(, ) () unveiled occupancy levels and rental income growth numbers that mainstream rivals could probably only dream of at this stage of the pandemic with its focus on developing local medical centres literally paying dividends.
The half-term round-up revealed a company in rude health. The occupancy level was 99.7% for the six months ended June 30, while net rental income grew 4.5% to £67.7mln over the period, giving adjusted earnings of £40.7mln, up 13.1%.
The dividend increased 5.1% to 3.1p, while the PHP’s net asset value nudged 2.2% higher to 115.4p.
The unexpired weighted average lease on its properties is just under 12 years. Weighted debt maturity, meanwhile, is six years, while the company is paying an average of 3.4% on its borrowings. The update revealed PHP has undrawn facilities and cash of £335mln.
Chief executive Harry Hyman said: “As lockdowns and restrictions in the UK and Ireland are lifted, the COVID-19 pandemic continues to highlight the need for modern, integrated, local primary healthcare facilities to help in the provision of COVID-19 vaccines for many years to come while addressing the backlog of procedures missed over the last two years.
“NHS initiatives to modernise the primary care estate supports the important role primary healthcare must play to re-focus services away from over-burdened hospital settings, and to satisfy the long-term demographic trends of populations that are growing, ageing and suffering from more instances of chronic illness.

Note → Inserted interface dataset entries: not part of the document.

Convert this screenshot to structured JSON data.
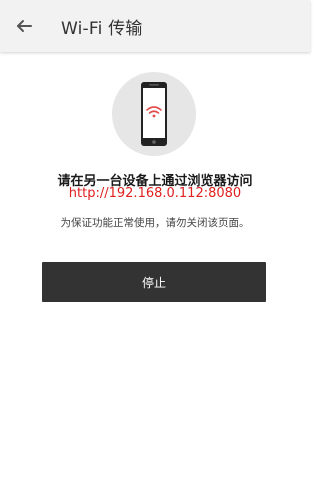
{
  "app_bar": {
    "title": "Wi-Fi 传输",
    "back_icon": "arrow-left-icon"
  },
  "illustration": {
    "icon": "phone-wifi-icon",
    "wifi_color": "#e34b4b",
    "circle_color": "#e6e6e6"
  },
  "content": {
    "headline": "请在另一台设备上通过浏览器访问",
    "url": "http://192.168.0.112:8080",
    "note": "为保证功能正常使用，请勿关闭该页面。"
  },
  "actions": {
    "stop_label": "停止"
  },
  "colors": {
    "url": "#e02020",
    "button_bg": "#333333",
    "app_bar_bg": "#f2f2f2"
  }
}
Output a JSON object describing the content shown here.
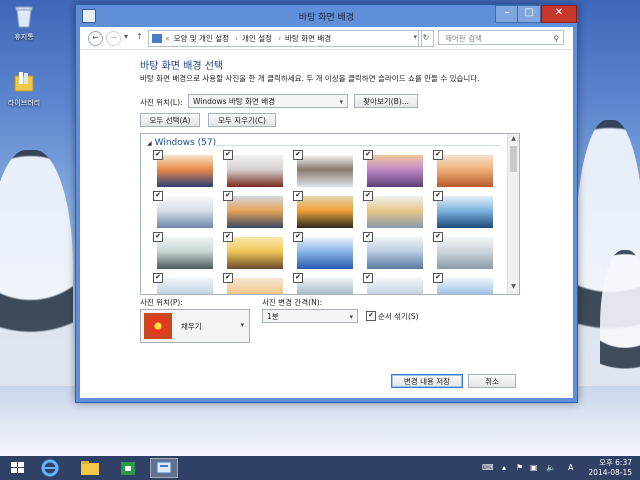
{
  "desktop": {
    "icons": [
      {
        "label": "휴지통"
      },
      {
        "label": "라이브러리"
      }
    ]
  },
  "window": {
    "title": "바탕 화면 배경",
    "controls": {
      "minimize": "–",
      "maximize": "□",
      "close": "✕"
    },
    "nav": {
      "back": "←",
      "forward": "→",
      "recent": "▾",
      "up": "↑",
      "breadcrumb": [
        "«",
        "모양 및 개인 설정",
        "개인 설정",
        "바탕 화면 배경"
      ],
      "search_placeholder": "제어판 검색",
      "refresh": "↻"
    },
    "heading": "바탕 화면 배경 선택",
    "description": "바탕 화면 배경으로 사용할 사진을 한 개 클릭하세요. 두 개 이상을 클릭하면 슬라이드 쇼를 만들 수 있습니다.",
    "picture_location_label": "사진 위치(L):",
    "picture_location_value": "Windows 바탕 화면 배경",
    "browse_button": "찾아보기(B)...",
    "select_all_button": "모두 선택(A)",
    "clear_all_button": "모두 지우기(C)",
    "gallery": {
      "group_label": "Windows (57)",
      "thumbnails": [
        {
          "scene": "snow-sunrise",
          "checked": true,
          "colors": [
            "#2d3f7a",
            "#e98a4a",
            "#f6e6c9"
          ]
        },
        {
          "scene": "red-trees",
          "checked": true,
          "colors": [
            "#7a2a1f",
            "#d7d2cf",
            "#f2f2f2"
          ]
        },
        {
          "scene": "snow-forest",
          "checked": true,
          "colors": [
            "#dce2e8",
            "#8a7a6e",
            "#f7f7f7"
          ]
        },
        {
          "scene": "purple-dusk",
          "checked": true,
          "colors": [
            "#5b3f7a",
            "#c28ac8",
            "#f2c79a"
          ]
        },
        {
          "scene": "amber-forest",
          "checked": true,
          "colors": [
            "#b85a2a",
            "#f0b07a",
            "#f4e2cc"
          ]
        },
        {
          "scene": "snow-tree",
          "checked": true,
          "colors": [
            "#6c86a8",
            "#d8e0ea",
            "#fafafa"
          ]
        },
        {
          "scene": "creek-sunset",
          "checked": true,
          "colors": [
            "#3a4a5e",
            "#e8a45a",
            "#cfd8e0"
          ]
        },
        {
          "scene": "sunbeams",
          "checked": true,
          "colors": [
            "#2c2a20",
            "#f0a23a",
            "#e6d6b0"
          ]
        },
        {
          "scene": "frost-trees",
          "checked": true,
          "colors": [
            "#8c9aa8",
            "#e8c88a",
            "#eef0f2"
          ]
        },
        {
          "scene": "blue-pines",
          "checked": true,
          "colors": [
            "#1d4a7a",
            "#7fb6e0",
            "#e4eef6"
          ]
        },
        {
          "scene": "frozen-lake",
          "checked": true,
          "colors": [
            "#4a5a5a",
            "#c8d6d6",
            "#f0f4f4"
          ]
        },
        {
          "scene": "golden-trees",
          "checked": true,
          "colors": [
            "#6a4a2a",
            "#f0c85a",
            "#fbe8b0"
          ]
        },
        {
          "scene": "blue-ridge",
          "checked": true,
          "colors": [
            "#2a5ab0",
            "#8ab6e8",
            "#eef4fb"
          ]
        },
        {
          "scene": "mountains",
          "checked": true,
          "colors": [
            "#5a7aa0",
            "#b8cce0",
            "#f4f6f8"
          ]
        },
        {
          "scene": "pale-woods",
          "checked": true,
          "colors": [
            "#8a9aa8",
            "#cdd6dc",
            "#f3f5f6"
          ]
        },
        {
          "scene": "partial-1",
          "checked": true,
          "colors": [
            "#6a86b0",
            "#c8d6e6",
            "#f0f4f8"
          ]
        },
        {
          "scene": "partial-2",
          "checked": true,
          "colors": [
            "#b87a3a",
            "#f0c890",
            "#f6e8d6"
          ]
        },
        {
          "scene": "partial-3",
          "checked": true,
          "colors": [
            "#5a6a7a",
            "#b0c0cc",
            "#eef2f4"
          ]
        },
        {
          "scene": "partial-4",
          "checked": true,
          "colors": [
            "#7a8aa0",
            "#ccd8e4",
            "#f4f6f9"
          ]
        },
        {
          "scene": "partial-5",
          "checked": true,
          "colors": [
            "#4a7ab0",
            "#a8c8e8",
            "#f0f4f9"
          ]
        }
      ]
    },
    "picture_position_label": "사진 위치(P):",
    "picture_position_value": "채우기",
    "interval_label": "사진 변경 간격(N):",
    "interval_value": "1분",
    "shuffle_label": "순서 섞기(S)",
    "shuffle_checked": true,
    "save_button": "변경 내용 저장",
    "cancel_button": "취소"
  },
  "taskbar": {
    "items": [
      "start",
      "ie",
      "explorer",
      "store",
      "control-panel"
    ],
    "tray_lang": "A",
    "time": "오후 6:37",
    "date": "2014-08-15"
  }
}
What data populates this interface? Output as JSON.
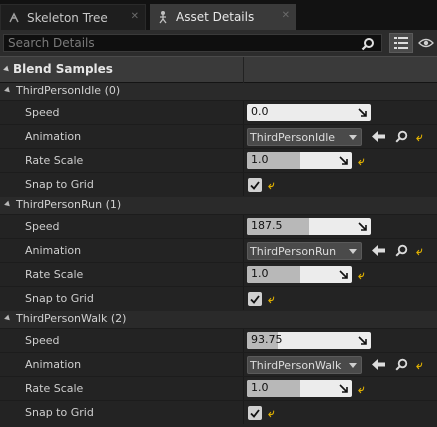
{
  "tabs": [
    {
      "label": "Skeleton Tree",
      "icon": "skeleton-icon",
      "active": false
    },
    {
      "label": "Asset Details",
      "icon": "asset-details-icon",
      "active": true
    }
  ],
  "search": {
    "placeholder": "Search Details",
    "value": ""
  },
  "category": {
    "label": "Blend Samples"
  },
  "samples": [
    {
      "group": "ThirdPersonIdle (0)",
      "speed": {
        "label": "Speed",
        "value": "0.0",
        "fill": 0.0
      },
      "animation": {
        "label": "Animation",
        "value": "ThirdPersonIdle"
      },
      "rate_scale": {
        "label": "Rate Scale",
        "value": "1.0",
        "fill": 0.5
      },
      "snap": {
        "label": "Snap to Grid",
        "checked": true
      }
    },
    {
      "group": "ThirdPersonRun (1)",
      "speed": {
        "label": "Speed",
        "value": "187.5",
        "fill": 0.5
      },
      "animation": {
        "label": "Animation",
        "value": "ThirdPersonRun"
      },
      "rate_scale": {
        "label": "Rate Scale",
        "value": "1.0",
        "fill": 0.5
      },
      "snap": {
        "label": "Snap to Grid",
        "checked": true
      }
    },
    {
      "group": "ThirdPersonWalk (2)",
      "speed": {
        "label": "Speed",
        "value": "93.75",
        "fill": 0.25
      },
      "animation": {
        "label": "Animation",
        "value": "ThirdPersonWalk"
      },
      "rate_scale": {
        "label": "Rate Scale",
        "value": "1.0",
        "fill": 0.5
      },
      "snap": {
        "label": "Snap to Grid",
        "checked": true
      }
    }
  ],
  "colors": {
    "reset_arrow": "#e0b000",
    "panel": "#232323",
    "header": "#3a3a3a"
  }
}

“We continue to maintain close relationships with our key stakeholders, working closely with the NHS in the UK, HSE in Ireland, and our GP partners in both markets to help them evolve and adapt as the ‘new normal’ is established.”